Less than three months before voters cast their ballots in the general election, Democratic presidential nominee Hillary Clinton holds a narrow lead over her Republican opponent, Donald Trump, according to a new national poll released Thursday.

In a hypothetical four-way matchup that includes two third-party candidates, Libertarian Gary Johnson and the Green Party's Jill Stein, the Democratic presidential nominee is ahead of the Republican candidate by four points, 41 percent to 37 percent, according to the latest Pew Research Center survey.

Her lead is down from that in a Pew Research poll conducted in middle to late June: In a three-way contest that didn't include Stein, 45 percent favored Clinton, to 36 percent for Trump and 11 percent for Johnson.

Still, Americans remain skeptical that either major party's candidate would be a good leader for the country. Even in the wake of the Republican and Democratic national conventions, the most recent poll showed that just 27 percent of registered voters say Trump would make a "good or great" president, while twice as many—55 percent—think the mogul would be either "poor or terrible."

Meanwhile, though views about Clinton aren't as negative, only about a third of voters—31 percent—believe she would be a "good or great" president. And 45 percent say she would be a "poor or terrible" president.

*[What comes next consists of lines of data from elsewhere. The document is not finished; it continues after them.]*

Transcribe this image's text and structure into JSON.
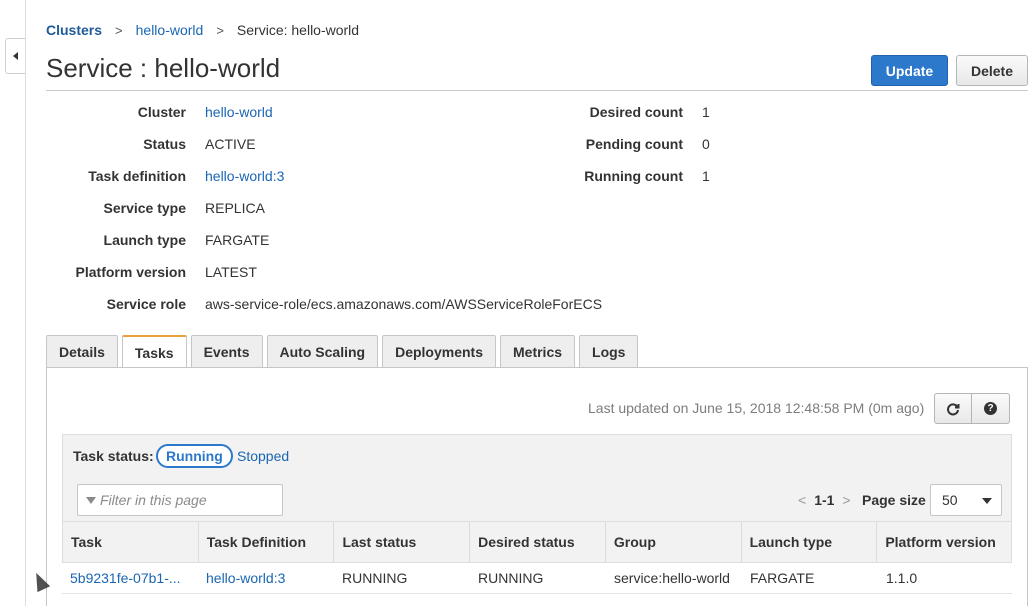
{
  "breadcrumb": {
    "clusters": "Clusters",
    "cluster": "hello-world",
    "current": "Service: hello-world",
    "separator": ">"
  },
  "header": {
    "title": "Service : hello-world",
    "update_label": "Update",
    "delete_label": "Delete"
  },
  "summary_left": [
    {
      "key": "Cluster",
      "value": "hello-world"
    },
    {
      "key": "Status",
      "value": "ACTIVE"
    },
    {
      "key": "Task definition",
      "value": "hello-world:3"
    },
    {
      "key": "Service type",
      "value": "REPLICA"
    },
    {
      "key": "Launch type",
      "value": "FARGATE"
    },
    {
      "key": "Platform version",
      "value": "LATEST"
    },
    {
      "key": "Service role",
      "value": "aws-service-role/ecs.amazonaws.com/AWSServiceRoleForECS"
    }
  ],
  "summary_right": [
    {
      "key": "Desired count",
      "value": "1"
    },
    {
      "key": "Pending count",
      "value": "0"
    },
    {
      "key": "Running count",
      "value": "1"
    }
  ],
  "tabs": [
    {
      "label": "Details"
    },
    {
      "label": "Tasks"
    },
    {
      "label": "Events"
    },
    {
      "label": "Auto Scaling"
    },
    {
      "label": "Deployments"
    },
    {
      "label": "Metrics"
    },
    {
      "label": "Logs"
    }
  ],
  "active_tab": "Tasks",
  "tasks": {
    "last_updated": "Last updated on June 15, 2018 12:48:58 PM (0m ago)",
    "status_label": "Task status:",
    "running_label": "Running",
    "stopped_label": "Stopped",
    "filter_placeholder": "Filter in this page",
    "prev": "<",
    "next": ">",
    "range": "1-1",
    "page_size_label": "Page size",
    "page_size": "50",
    "help_symbol": "?",
    "columns": [
      "Task",
      "Task Definition",
      "Last status",
      "Desired status",
      "Group",
      "Launch type",
      "Platform version"
    ],
    "rows": [
      [
        "5b9231fe-07b1-...",
        "hello-world:3",
        "RUNNING",
        "RUNNING",
        "service:hello-world",
        "FARGATE",
        "1.1.0"
      ]
    ]
  },
  "colors": {
    "accent": "#2c79cc",
    "link": "#1a66b3",
    "tab_active": "#e9a13b"
  }
}
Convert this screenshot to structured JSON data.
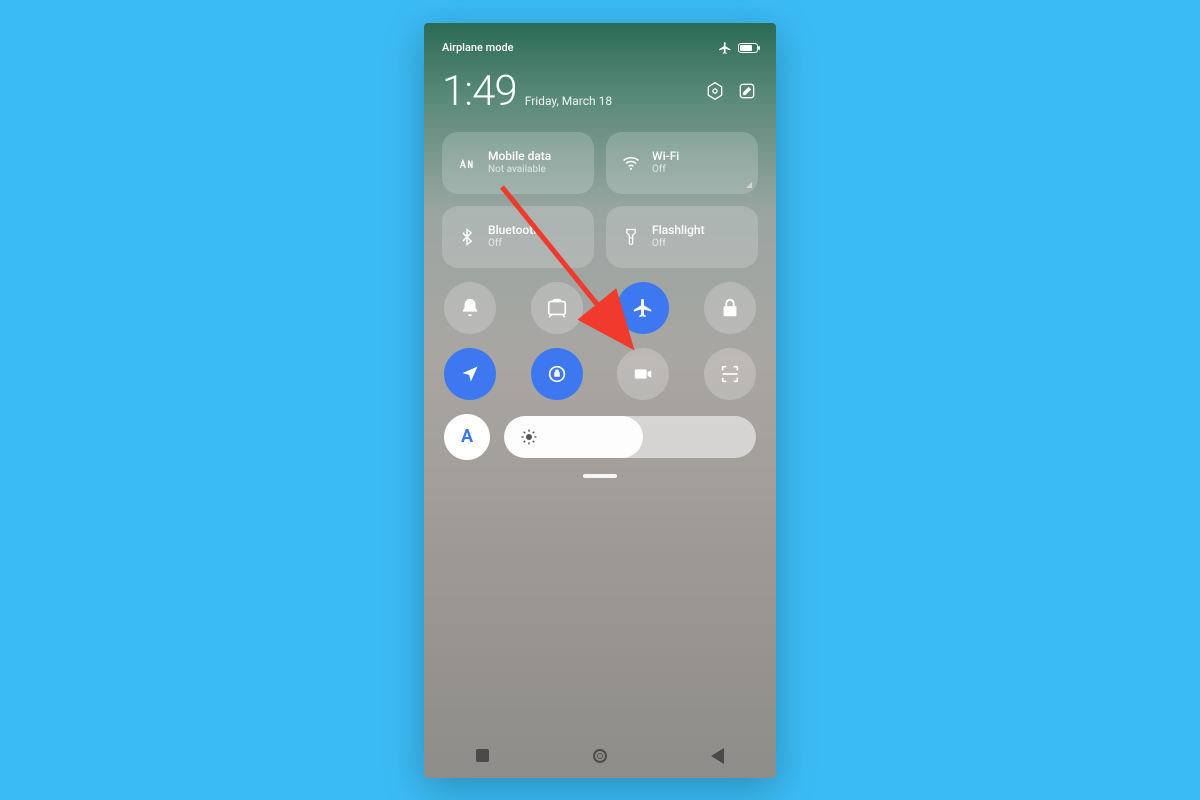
{
  "status": {
    "mode_label": "Airplane mode",
    "battery_percent": 70
  },
  "clock": {
    "time": "1:49",
    "date": "Friday, March 18",
    "settings_icon": "settings-hex-icon",
    "edit_icon": "edit-icon"
  },
  "big_tiles": {
    "mobile_data": {
      "label": "Mobile data",
      "sub": "Not available"
    },
    "wifi": {
      "label": "Wi-Fi",
      "sub": "Off"
    },
    "bluetooth": {
      "label": "Bluetooth",
      "sub": "Off"
    },
    "flashlight": {
      "label": "Flashlight",
      "sub": "Off"
    }
  },
  "circle_toggles": [
    {
      "name": "notifications-toggle",
      "icon": "bell-icon",
      "active": false
    },
    {
      "name": "screenshot-toggle",
      "icon": "screenshot-icon",
      "active": false
    },
    {
      "name": "airplane-toggle",
      "icon": "airplane-icon",
      "active": true
    },
    {
      "name": "lock-toggle",
      "icon": "lock-icon",
      "active": false
    },
    {
      "name": "location-toggle",
      "icon": "location-arrow-icon",
      "active": true
    },
    {
      "name": "rotation-lock-toggle",
      "icon": "rotation-lock-icon",
      "active": true
    },
    {
      "name": "screen-record-toggle",
      "icon": "video-camera-icon",
      "active": false
    },
    {
      "name": "scanner-toggle",
      "icon": "scan-icon",
      "active": false
    }
  ],
  "brightness": {
    "auto_label": "A",
    "level_percent": 55
  },
  "colors": {
    "accent": "#3E78F0",
    "tile_translucent": "rgba(255,255,255,0.18)",
    "background_outer": "#3BBBF5"
  },
  "annotation": {
    "arrow_target": "airplane-toggle",
    "arrow_color": "#F03A2E"
  }
}
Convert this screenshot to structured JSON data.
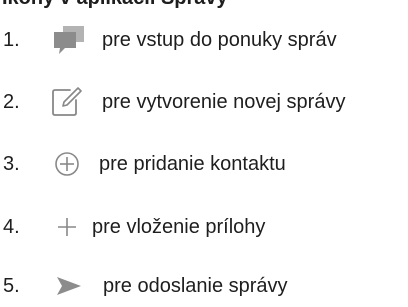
{
  "heading": "Ikony v aplikácii Správy",
  "steps": [
    {
      "number": "1.",
      "icon": "message-bubble-icon",
      "text": "pre vstup do ponuky správ"
    },
    {
      "number": "2.",
      "icon": "compose-icon",
      "text": "pre vytvorenie novej správy"
    },
    {
      "number": "3.",
      "icon": "add-contact-circle-plus-icon",
      "text": "pre pridanie kontaktu"
    },
    {
      "number": "4.",
      "icon": "plus-icon",
      "text": "pre vloženie prílohy"
    },
    {
      "number": "5.",
      "icon": "send-arrow-icon",
      "text": "pre odoslanie správy"
    }
  ],
  "colors": {
    "text": "#1e1e1e",
    "icon_gray": "#888888",
    "bubble_front": "#8c8c8c",
    "bubble_back": "#b3b3b3"
  }
}
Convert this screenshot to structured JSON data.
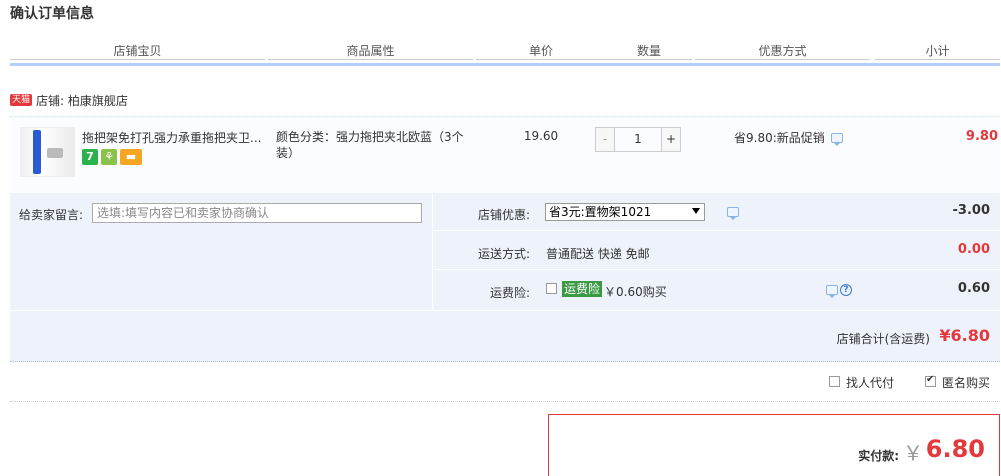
{
  "page": {
    "title": "确认订单信息"
  },
  "columns": [
    "店铺宝贝",
    "商品属性",
    "单价",
    "数量",
    "优惠方式",
    "小计"
  ],
  "shop": {
    "badge": "天猫",
    "label": "店铺: 柏康旗舰店"
  },
  "item": {
    "title": "拖把架免打孔强力承重拖把夹卫...",
    "icons": [
      "seven-day-return-icon",
      "guarantee-icon",
      "credit-card-icon"
    ],
    "icon_7": "7",
    "attr": "颜色分类：强力拖把夹北欧蓝（3个装）",
    "price": "19.60",
    "qty_minus": "-",
    "qty": "1",
    "qty_plus": "+",
    "promo": "省9.80:新品促销",
    "subtotal": "9.80"
  },
  "note": {
    "label": "给卖家留言:",
    "placeholder": "选填:填写内容已和卖家协商确认"
  },
  "options": {
    "discount_label": "店铺优惠:",
    "discount_select": "省3元:置物架1021",
    "discount_val": "-3.00",
    "ship_label": "运送方式:",
    "ship_text": "普通配送 快递 免邮",
    "ship_val": "0.00",
    "ins_label": "运费险:",
    "ins_badge": "运费险",
    "ins_text": "￥0.60购买",
    "ins_val": "0.60"
  },
  "shop_total": {
    "label": "店铺合计(含运费)",
    "value": "¥6.80"
  },
  "extra": {
    "proxy_pay": "找人代付",
    "anonymous": "匿名购买"
  },
  "payment": {
    "label": "实付款:",
    "yen": "￥",
    "value": "6.80"
  },
  "colors": {
    "accent_red": "#e4393c",
    "header_line": "#b2d1ff",
    "panel_bg": "#eef3fb"
  }
}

Supporters of the two candidates have different views of a changing country. Pollsters found that Trump supporters think immigration (66 percent) and terrorism (65 percent) are "very big" problems in the United States. Clinton's backers see the gap between the rich and poor (70 percent) and the environment (43 percent) as Americans' major problems.

Trump supporters overwhelmingly believe that life in America is worse than it was 50 years ago "for people like them." Eighty-one percent of registered voters who support Trump say life is worse, compared with 19 percent of Clinton fans who think the same. Eleven percent of Trump supporters and 59 percent of Clinton's say life is better than a half century ago.

When looking to the future, Trump backers generally are pessimistic: Sixty-eight percent say life for the next generation will be worse than it is today. Clinton's supporters are mixed: Thirty-eight percent think life will be better, 28 percent say it will be about the same, and just 30 percent say it will be worse.

The poll was conducted August 9 through August 16 among 2,010 adults, including 1,567 registered voters. The margin of sampling error was 2.8 percentage points for registered voters.